To those of us that keep abreast of technology and media, all this doesn’t seem too radical, just a logical next step. We are in the early adoption phase of this new trend. It is interesting to point out that it is our media orientation that is starting this development. Our need, desire and sense of convenient right, to watch whatever we want, from whatever source we choose, is what is driving this early wireless connectivity within the home. Internet video, television channels and stored digital music files can all now be wirelessly available in all parts of the home.
This will have seismic affect on the viewing of content. Right now the television channels have the benefit of exclusivity in the living room. We have all grown up watching television programs on the ever bigger screen in the living room. Anything on the Internet must be watched on a computer screen. Once there are more than 20% of households that have televisions sets connected with the Internet viewing patterns, and therefore audience ratings, will change. The ever lower audiences of broadcast networks, and, to a lesser degree, cable networks, will fall even further. Just think of being able to turn on your big flat screen TV set in the living room and watch YouTube, streaming video from any web site around the world and, of course that Internet favorite, pornography (and we thought pornographic web sites have big audiences today!). An almost infinite number of web sites on the flat screen TV in any room of the house will further erode traditional television programming.
The combination of the Internet and high speed wireless connectivity continues the economic and institutional disintermediation that has been a regular theme here in this column.

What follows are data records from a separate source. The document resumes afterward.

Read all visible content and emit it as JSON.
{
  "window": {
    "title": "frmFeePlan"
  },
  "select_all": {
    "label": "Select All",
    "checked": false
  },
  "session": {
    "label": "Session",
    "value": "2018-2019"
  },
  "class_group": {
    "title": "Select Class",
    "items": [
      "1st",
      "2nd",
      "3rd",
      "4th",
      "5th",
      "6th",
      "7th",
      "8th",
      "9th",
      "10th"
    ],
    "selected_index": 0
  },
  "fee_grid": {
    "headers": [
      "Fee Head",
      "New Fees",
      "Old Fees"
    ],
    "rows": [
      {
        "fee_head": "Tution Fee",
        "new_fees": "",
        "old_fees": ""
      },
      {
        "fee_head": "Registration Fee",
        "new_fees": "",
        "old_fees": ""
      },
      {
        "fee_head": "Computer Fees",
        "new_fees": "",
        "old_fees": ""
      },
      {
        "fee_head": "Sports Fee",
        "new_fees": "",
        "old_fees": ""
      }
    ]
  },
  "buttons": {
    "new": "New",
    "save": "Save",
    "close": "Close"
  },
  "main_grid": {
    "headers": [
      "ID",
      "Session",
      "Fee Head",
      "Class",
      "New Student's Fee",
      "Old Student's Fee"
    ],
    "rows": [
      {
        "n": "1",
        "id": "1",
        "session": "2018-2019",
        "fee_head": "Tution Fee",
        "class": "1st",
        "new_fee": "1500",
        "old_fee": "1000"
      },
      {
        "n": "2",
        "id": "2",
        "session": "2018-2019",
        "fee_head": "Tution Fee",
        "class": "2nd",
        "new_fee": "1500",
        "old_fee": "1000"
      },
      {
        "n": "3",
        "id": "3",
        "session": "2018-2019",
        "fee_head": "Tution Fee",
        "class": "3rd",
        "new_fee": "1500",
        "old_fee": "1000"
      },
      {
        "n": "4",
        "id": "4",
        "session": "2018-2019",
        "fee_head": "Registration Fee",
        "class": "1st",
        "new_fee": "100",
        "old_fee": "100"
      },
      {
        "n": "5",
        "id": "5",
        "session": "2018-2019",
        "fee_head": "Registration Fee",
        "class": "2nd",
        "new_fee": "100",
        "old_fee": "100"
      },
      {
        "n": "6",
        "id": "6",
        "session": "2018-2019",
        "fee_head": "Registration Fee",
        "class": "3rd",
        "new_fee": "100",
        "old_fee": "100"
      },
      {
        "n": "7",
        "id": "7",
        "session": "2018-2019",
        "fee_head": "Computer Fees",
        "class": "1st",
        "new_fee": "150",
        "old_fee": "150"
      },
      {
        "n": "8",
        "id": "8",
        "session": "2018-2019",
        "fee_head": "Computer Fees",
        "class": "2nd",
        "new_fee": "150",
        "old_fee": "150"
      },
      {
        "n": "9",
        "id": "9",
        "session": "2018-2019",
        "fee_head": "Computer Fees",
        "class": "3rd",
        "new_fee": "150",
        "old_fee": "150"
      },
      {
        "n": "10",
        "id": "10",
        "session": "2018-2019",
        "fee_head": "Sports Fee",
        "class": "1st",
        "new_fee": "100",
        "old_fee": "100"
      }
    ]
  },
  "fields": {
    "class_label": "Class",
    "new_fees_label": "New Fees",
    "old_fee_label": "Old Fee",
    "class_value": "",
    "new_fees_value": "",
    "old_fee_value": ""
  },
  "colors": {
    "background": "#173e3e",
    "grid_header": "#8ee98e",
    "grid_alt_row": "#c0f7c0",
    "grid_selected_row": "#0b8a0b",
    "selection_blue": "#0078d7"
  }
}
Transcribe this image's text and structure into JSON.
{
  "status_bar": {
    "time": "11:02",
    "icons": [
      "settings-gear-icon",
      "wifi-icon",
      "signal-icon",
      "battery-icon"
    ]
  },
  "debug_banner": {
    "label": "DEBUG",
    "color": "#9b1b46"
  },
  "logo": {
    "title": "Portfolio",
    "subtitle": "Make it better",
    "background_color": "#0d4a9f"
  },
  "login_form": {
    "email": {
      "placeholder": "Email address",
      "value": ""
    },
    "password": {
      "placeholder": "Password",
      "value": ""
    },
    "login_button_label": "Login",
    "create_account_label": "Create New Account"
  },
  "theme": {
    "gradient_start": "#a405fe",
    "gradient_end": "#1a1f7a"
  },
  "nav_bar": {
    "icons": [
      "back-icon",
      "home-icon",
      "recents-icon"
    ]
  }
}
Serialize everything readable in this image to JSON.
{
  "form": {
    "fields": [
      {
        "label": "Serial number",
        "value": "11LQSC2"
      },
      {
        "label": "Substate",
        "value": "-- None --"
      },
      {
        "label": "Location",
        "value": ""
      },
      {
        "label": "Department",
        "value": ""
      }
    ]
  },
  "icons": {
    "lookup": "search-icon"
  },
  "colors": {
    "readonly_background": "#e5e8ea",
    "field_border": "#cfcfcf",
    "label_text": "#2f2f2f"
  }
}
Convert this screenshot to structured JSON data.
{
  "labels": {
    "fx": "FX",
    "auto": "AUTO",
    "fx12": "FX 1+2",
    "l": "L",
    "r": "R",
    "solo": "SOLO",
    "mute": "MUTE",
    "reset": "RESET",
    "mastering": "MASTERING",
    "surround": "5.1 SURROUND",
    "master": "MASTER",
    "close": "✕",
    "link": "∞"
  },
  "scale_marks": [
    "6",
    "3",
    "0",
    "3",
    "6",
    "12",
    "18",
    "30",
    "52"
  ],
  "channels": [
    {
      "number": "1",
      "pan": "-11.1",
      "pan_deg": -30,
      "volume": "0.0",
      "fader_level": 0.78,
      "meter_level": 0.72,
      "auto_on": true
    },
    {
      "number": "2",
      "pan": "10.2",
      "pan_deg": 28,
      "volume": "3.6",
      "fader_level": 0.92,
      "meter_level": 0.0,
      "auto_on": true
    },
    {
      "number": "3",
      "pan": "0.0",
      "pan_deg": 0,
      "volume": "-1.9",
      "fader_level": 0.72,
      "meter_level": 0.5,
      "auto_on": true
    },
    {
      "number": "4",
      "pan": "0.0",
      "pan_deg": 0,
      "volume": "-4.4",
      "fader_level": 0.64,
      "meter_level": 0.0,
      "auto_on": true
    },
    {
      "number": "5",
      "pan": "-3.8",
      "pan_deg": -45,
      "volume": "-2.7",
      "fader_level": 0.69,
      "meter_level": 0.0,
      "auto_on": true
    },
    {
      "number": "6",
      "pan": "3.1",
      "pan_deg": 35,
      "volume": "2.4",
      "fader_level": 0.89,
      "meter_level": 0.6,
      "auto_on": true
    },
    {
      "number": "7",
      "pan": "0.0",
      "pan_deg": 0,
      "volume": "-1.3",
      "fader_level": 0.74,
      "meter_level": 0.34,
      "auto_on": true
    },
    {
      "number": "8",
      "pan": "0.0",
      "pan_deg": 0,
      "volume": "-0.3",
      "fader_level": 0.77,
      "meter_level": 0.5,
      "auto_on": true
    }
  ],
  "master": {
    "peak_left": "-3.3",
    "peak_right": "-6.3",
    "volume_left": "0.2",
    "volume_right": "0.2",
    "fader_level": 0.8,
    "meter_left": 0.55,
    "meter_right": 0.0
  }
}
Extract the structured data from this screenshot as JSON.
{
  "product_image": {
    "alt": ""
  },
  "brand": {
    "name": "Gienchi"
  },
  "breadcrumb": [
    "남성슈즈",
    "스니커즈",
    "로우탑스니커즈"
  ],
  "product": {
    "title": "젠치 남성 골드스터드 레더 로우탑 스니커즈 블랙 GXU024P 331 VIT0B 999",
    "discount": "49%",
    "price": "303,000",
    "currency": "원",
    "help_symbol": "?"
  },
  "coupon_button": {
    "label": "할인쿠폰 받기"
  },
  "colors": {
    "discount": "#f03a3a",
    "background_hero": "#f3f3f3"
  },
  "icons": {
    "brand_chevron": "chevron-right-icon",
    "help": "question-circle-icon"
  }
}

This new home based development is now breaking down the barriers of appliance and technology silos. The TV is merging with the computer and the Internet, the computer is merging with the stereo system and it now possible, though yet demanded by consumers, for appliances such as the refrigerator, the home HVAC system and practically any other appliance to be wirelessly connected and monitored via the Internet.
We are now moving into that universally connected environment that was once only in the realm of science fiction. When this new technological trend ultimately combines with the emerging touch and voice interface that will replace keyboards, the ease of use will be nothing short of amazing. Imagine walking into your home and speaking to a wall monitor: “Please turn up the air conditioning, warm the oven to 450 degrees, put the Beatles on in the house sound system and search and download onto the flat screen TV any new videos from today on YouTube about the presidential campaign.”. However, in this new digital landscape there are still things that will remain analog such as walking upstairs and taking a shower, but of course the Beatles will be there to keep you company.